In 1982, from the very pinnacle of elite rock-climbing, Hugh Herr got knocked down. In a way that makes things better for others, my hero not only got up, he rose above.

Page created on 3/24/2011 9:47:22 AM

Last edited 3/24/2011 9:47:22 AM

The beliefs, viewpoints and opinions expressed in this hero submission on the website are those of the author and do not necessarily reflect the beliefs, viewpoints and opinions of The MY HERO Project and its staff.

Related Links

Rock Climbing - For more about the sport and the people of rock climbing.
MIT Massachusetts Institute of Technology Media Lab - The BioMechatronics Group seeks to advance the science of biomechanics and biological movement control, and to apply that knowledge to the design of human rehabilitation and augmentation technology.
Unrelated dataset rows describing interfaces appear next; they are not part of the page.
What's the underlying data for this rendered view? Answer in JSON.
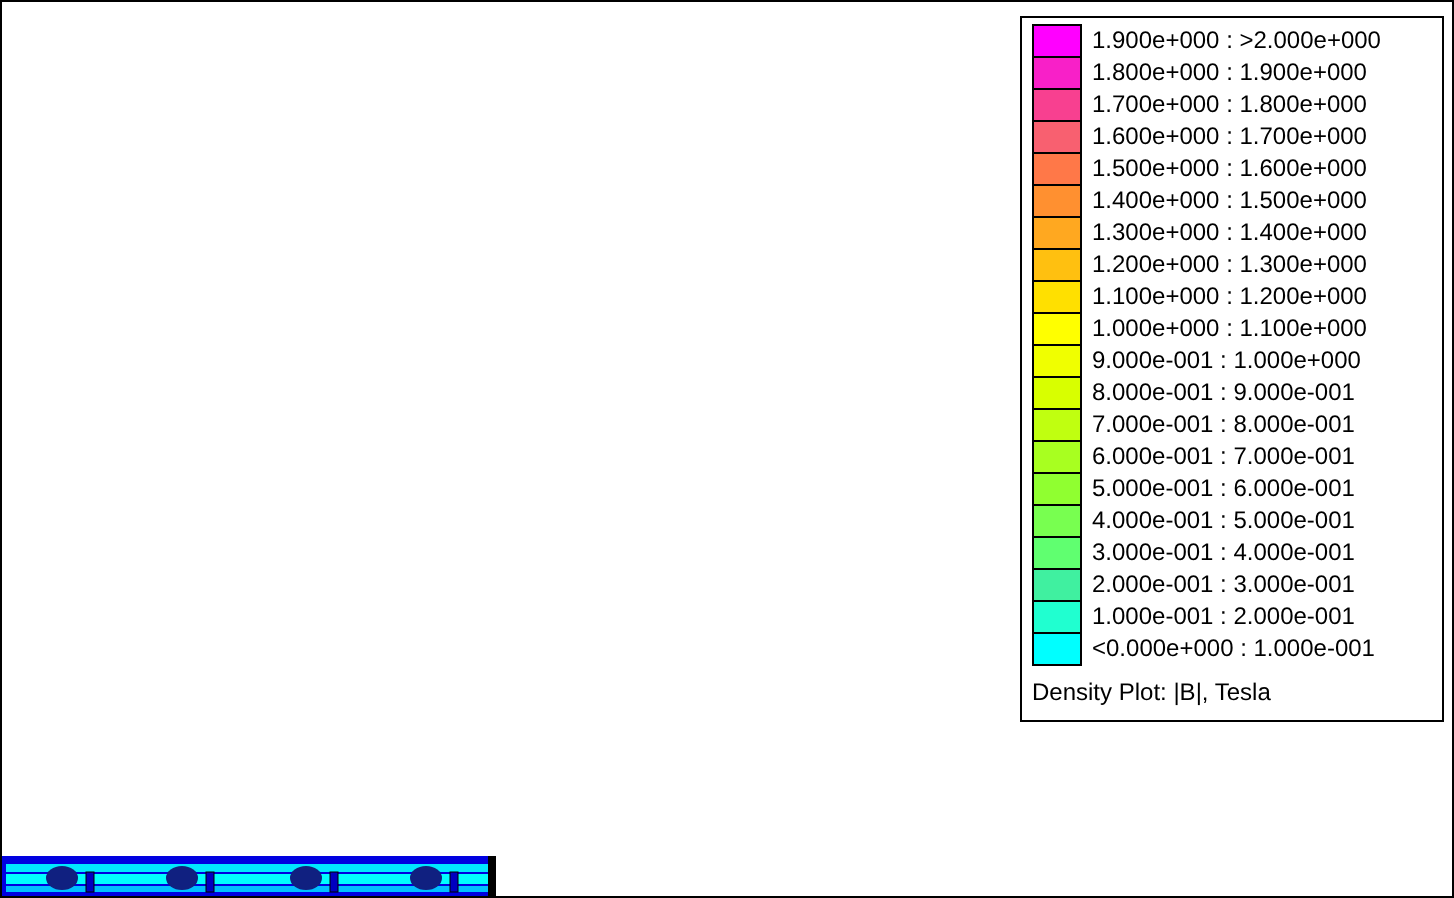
{
  "legend": {
    "entries": [
      {
        "label": "1.900e+000 : >2.000e+000",
        "color": "#ff00ff"
      },
      {
        "label": "1.800e+000 : 1.900e+000",
        "color": "#f820c8"
      },
      {
        "label": "1.700e+000 : 1.800e+000",
        "color": "#f84090"
      },
      {
        "label": "1.600e+000 : 1.700e+000",
        "color": "#f86070"
      },
      {
        "label": "1.500e+000 : 1.600e+000",
        "color": "#ff7848"
      },
      {
        "label": "1.400e+000 : 1.500e+000",
        "color": "#ff9030"
      },
      {
        "label": "1.300e+000 : 1.400e+000",
        "color": "#ffa820"
      },
      {
        "label": "1.200e+000 : 1.300e+000",
        "color": "#ffc010"
      },
      {
        "label": "1.100e+000 : 1.200e+000",
        "color": "#ffe000"
      },
      {
        "label": "1.000e+000 : 1.100e+000",
        "color": "#ffff00"
      },
      {
        "label": "9.000e-001 : 1.000e+000",
        "color": "#f0ff00"
      },
      {
        "label": "8.000e-001 : 9.000e-001",
        "color": "#d8ff00"
      },
      {
        "label": "7.000e-001 : 8.000e-001",
        "color": "#c0ff10"
      },
      {
        "label": "6.000e-001 : 7.000e-001",
        "color": "#a8ff20"
      },
      {
        "label": "5.000e-001 : 6.000e-001",
        "color": "#90ff30"
      },
      {
        "label": "4.000e-001 : 5.000e-001",
        "color": "#78ff50"
      },
      {
        "label": "3.000e-001 : 4.000e-001",
        "color": "#60ff70"
      },
      {
        "label": "2.000e-001 : 3.000e-001",
        "color": "#40f0a0"
      },
      {
        "label": "1.000e-001 : 2.000e-001",
        "color": "#20ffd0"
      },
      {
        "label": "<0.000e+000 : 1.000e-001",
        "color": "#00ffff"
      }
    ],
    "title": "Density Plot: |B|, Tesla"
  }
}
Watch a video here.
MedGadget - The internet journal of emerging medical technologies - for more about PowerFoot.
Harvard Biophysics - For more about the department where Hugh Herr earned his Ph.D.
The MY HERO Project - For the heroic story of another double amputee athlete, Aimee Mullins.

Bibliography

Herr, Hugh. "Biomechatronics Group – Massachusetts Institute of Technology ." [Online] Available http://biomech.media.mit.edu/people/herr.htm.

Adelson, Eric. "Boston Magazine." [Online] Available http://www.bostonmagazine.com/articles/best_foot_forward_february/page2.